Work request ▸ Word for word, write the records out again, but omit each picture.
BEGIN Dataset records
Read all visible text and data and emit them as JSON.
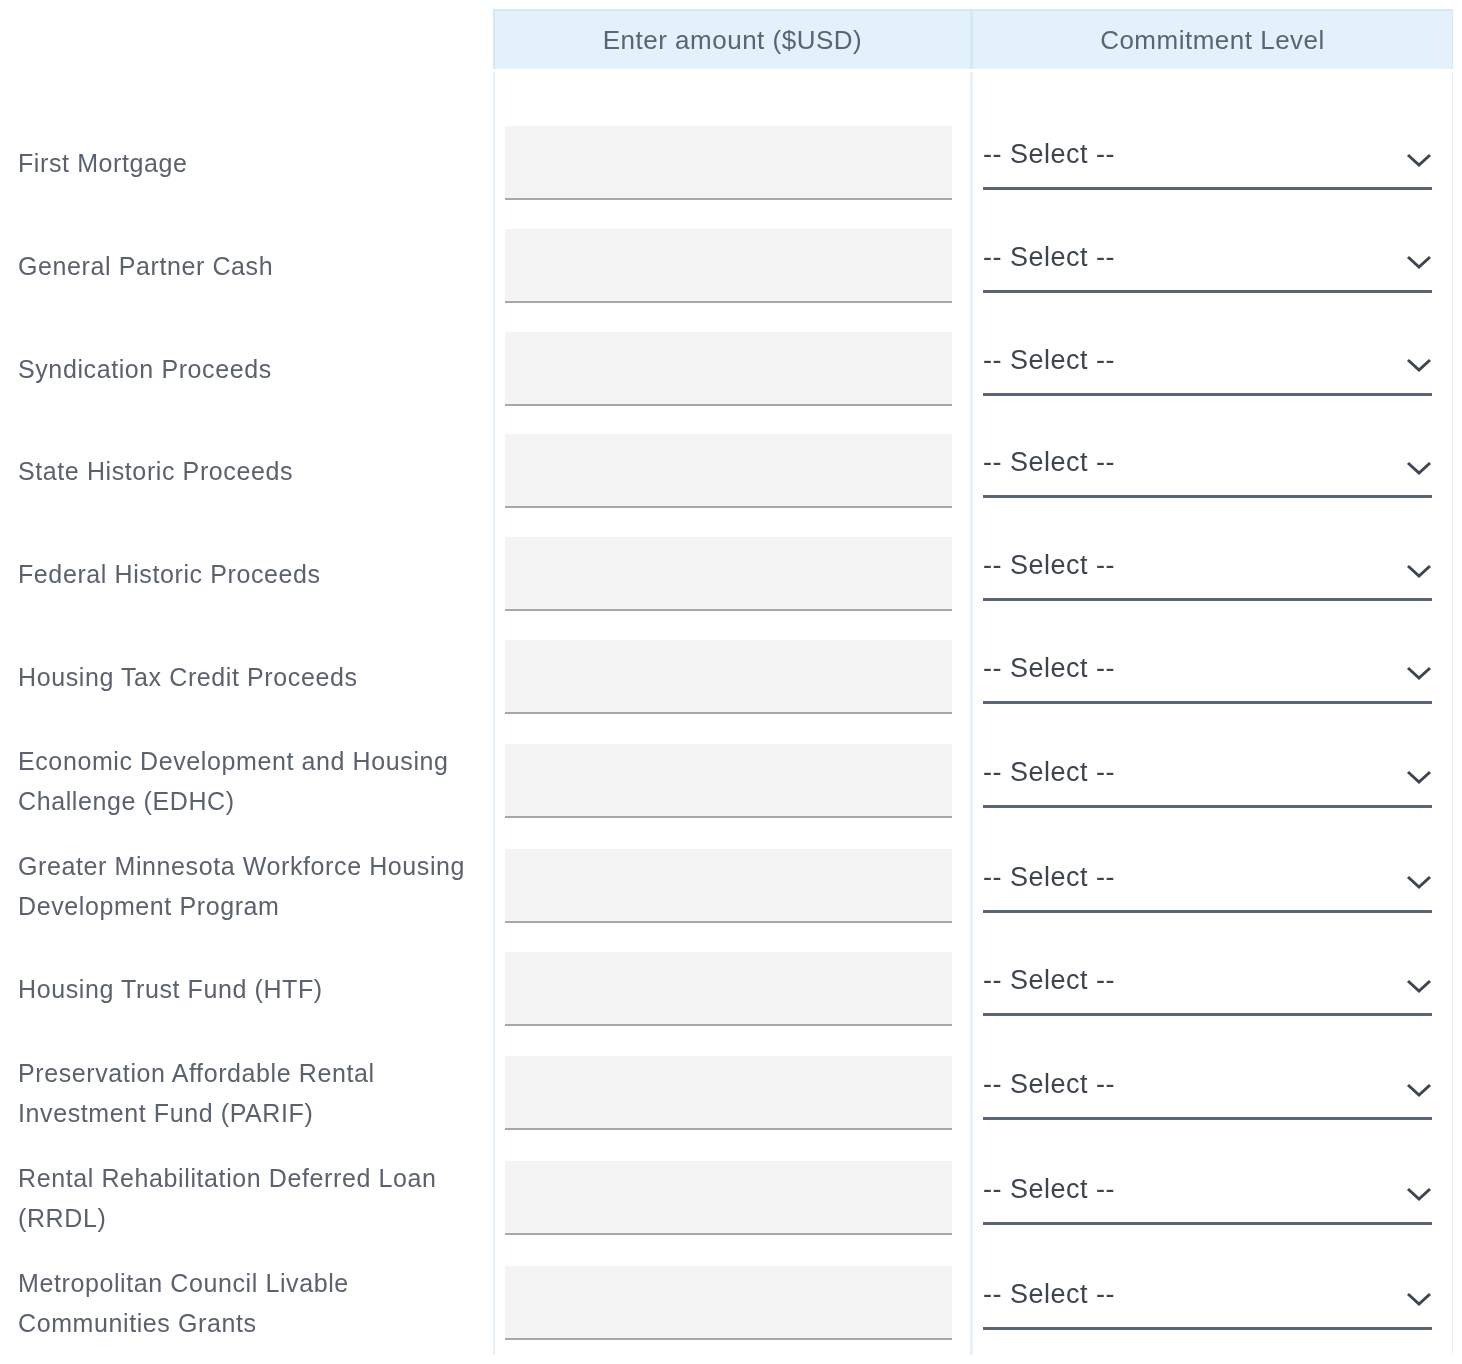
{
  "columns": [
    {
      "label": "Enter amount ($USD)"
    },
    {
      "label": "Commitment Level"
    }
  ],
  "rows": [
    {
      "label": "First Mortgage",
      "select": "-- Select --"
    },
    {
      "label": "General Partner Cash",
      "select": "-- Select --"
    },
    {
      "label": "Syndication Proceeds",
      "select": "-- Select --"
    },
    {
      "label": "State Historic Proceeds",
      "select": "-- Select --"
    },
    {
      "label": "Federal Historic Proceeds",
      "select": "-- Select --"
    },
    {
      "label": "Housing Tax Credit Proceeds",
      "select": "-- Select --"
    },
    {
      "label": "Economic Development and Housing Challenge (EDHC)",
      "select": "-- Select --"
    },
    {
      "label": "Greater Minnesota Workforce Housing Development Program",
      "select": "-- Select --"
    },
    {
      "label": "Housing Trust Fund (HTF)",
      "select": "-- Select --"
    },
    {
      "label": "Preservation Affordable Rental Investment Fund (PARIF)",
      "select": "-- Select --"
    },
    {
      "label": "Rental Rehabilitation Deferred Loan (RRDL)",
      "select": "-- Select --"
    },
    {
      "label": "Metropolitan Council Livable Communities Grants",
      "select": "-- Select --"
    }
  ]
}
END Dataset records
Task answer ▸
Read all visible text and data and emit them as JSON.
{
  "columns": [
    {
      "label": "Enter amount ($USD)"
    },
    {
      "label": "Commitment Level"
    }
  ],
  "rows": [
    {
      "label": "First Mortgage",
      "select": "-- Select --"
    },
    {
      "label": "General Partner Cash",
      "select": "-- Select --"
    },
    {
      "label": "Syndication Proceeds",
      "select": "-- Select --"
    },
    {
      "label": "State Historic Proceeds",
      "select": "-- Select --"
    },
    {
      "label": "Federal Historic Proceeds",
      "select": "-- Select --"
    },
    {
      "label": "Housing Tax Credit Proceeds",
      "select": "-- Select --"
    },
    {
      "label": "Economic Development and Housing Challenge (EDHC)",
      "select": "-- Select --"
    },
    {
      "label": "Greater Minnesota Workforce Housing Development Program",
      "select": "-- Select --"
    },
    {
      "label": "Housing Trust Fund (HTF)",
      "select": "-- Select --"
    },
    {
      "label": "Preservation Affordable Rental Investment Fund (PARIF)",
      "select": "-- Select --"
    },
    {
      "label": "Rental Rehabilitation Deferred Loan (RRDL)",
      "select": "-- Select --"
    },
    {
      "label": "Metropolitan Council Livable Communities Grants",
      "select": "-- Select --"
    }
  ]
}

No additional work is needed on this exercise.